Elizabeth City Mayor Bettie Parker plans to run for re-election one more time next spring — but the two-term incumbent said it will be her last political race.

The city’s municipal election for mayor and the eight seats on City Council was supposed to be held in October with filing taking place next month. But a delay in the receipt of census data needed to redraw the four wards in the city will most likely push the election to March.

Parker was first elected in 2017 and ran unopposed for re-election in 2019. She said her original plan was to serve two terms.

But the COVID-19 pandemic changed all that.

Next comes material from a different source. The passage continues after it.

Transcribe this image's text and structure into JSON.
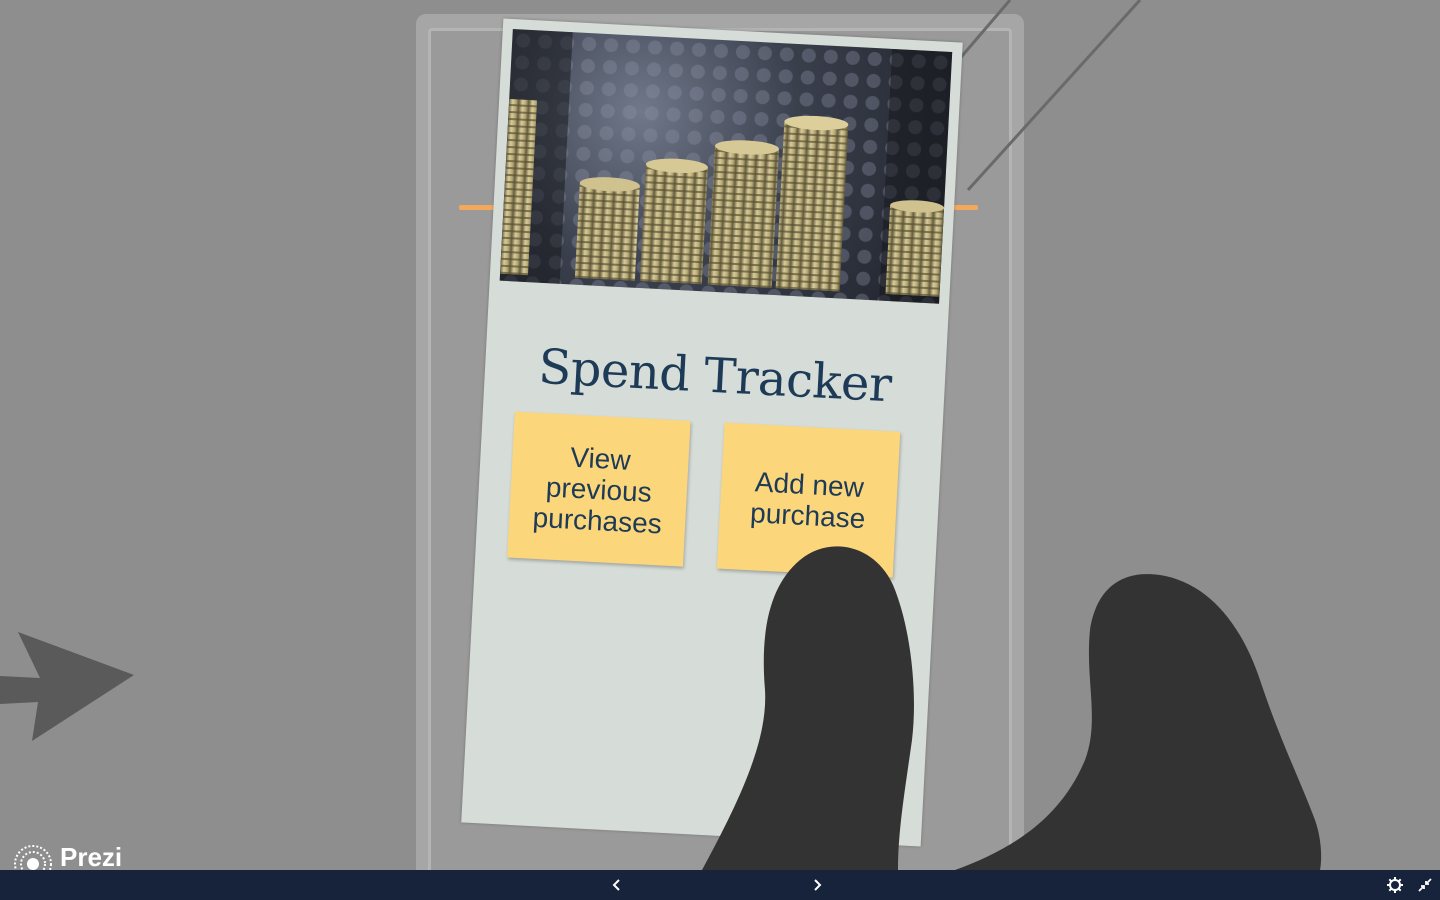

Parker said she wants to continue to help lead the city out of the pandemic. She also said the social unrest that’s followed the recent shooting death of Andrew Brown Jr. by three Pasquotank sheriff’s deputies solidified her decision to run again.

“The pandemic had an effect on our city moving forward in a number of ways, and I want to put a little more time in helping us get back on track,” Parker said. “Also, the shooting death of Mr. Andrew Brown Jr. and the constant protesting that has resulted from this horrific incident adds another crisis to our city in which we have never experienced in my lifetime.”

Parker said some city residents may think they can do a better job as mayor but she has worked hard to move the city forward.

“Unless you are able to observe all of the behind-the-scenes activities that are occurring to make sure that our citizens are kept safe and our property is protected, it will always seem to some that enough is not being done,” Parker said. “Of course, there is always room for improvement because no one person or entity should claim perfection.”

Parker sees a cohesiveness among city officials and employees, public safety officials, regional health representatives and workers and community leaders that she feels will help lead the city forward in a positive direction.

“The city of Elizabeth City will end up being a model for other cities in our nation, big and small,” Parker said. “Therefore, I would like to remain just a little while longer to see it come to fruition.”

A new political organization called the Pasquotank Political Action Committee was recently formed and one of the group’s goals is to field conservative candidates in an attempt to “flip” City Council.

Parker said that citizens have the lawful right to assemble and “contribute their opinions on who they want to represent them in the political arena.”

“I am well aware that there are those who feel I have not done enough to remain mayor and that they will do a better job,” Parker said. “But I respectfully disagree. I do not want to leave office when we are still in the midst of a pandemic and ongoing protests because I know that there are people in our city tirelessly working to make sure that we continue to get better and live up to the slogan of Harbor of Hospitality.”

Parker said she will run on her record and let the voters decide who should lead the city.

“If I have an opponent, I will give him or her a respectful and awesome challenge ... realizing the voters will make the final decision on who they feel will best represent them,” Parker said.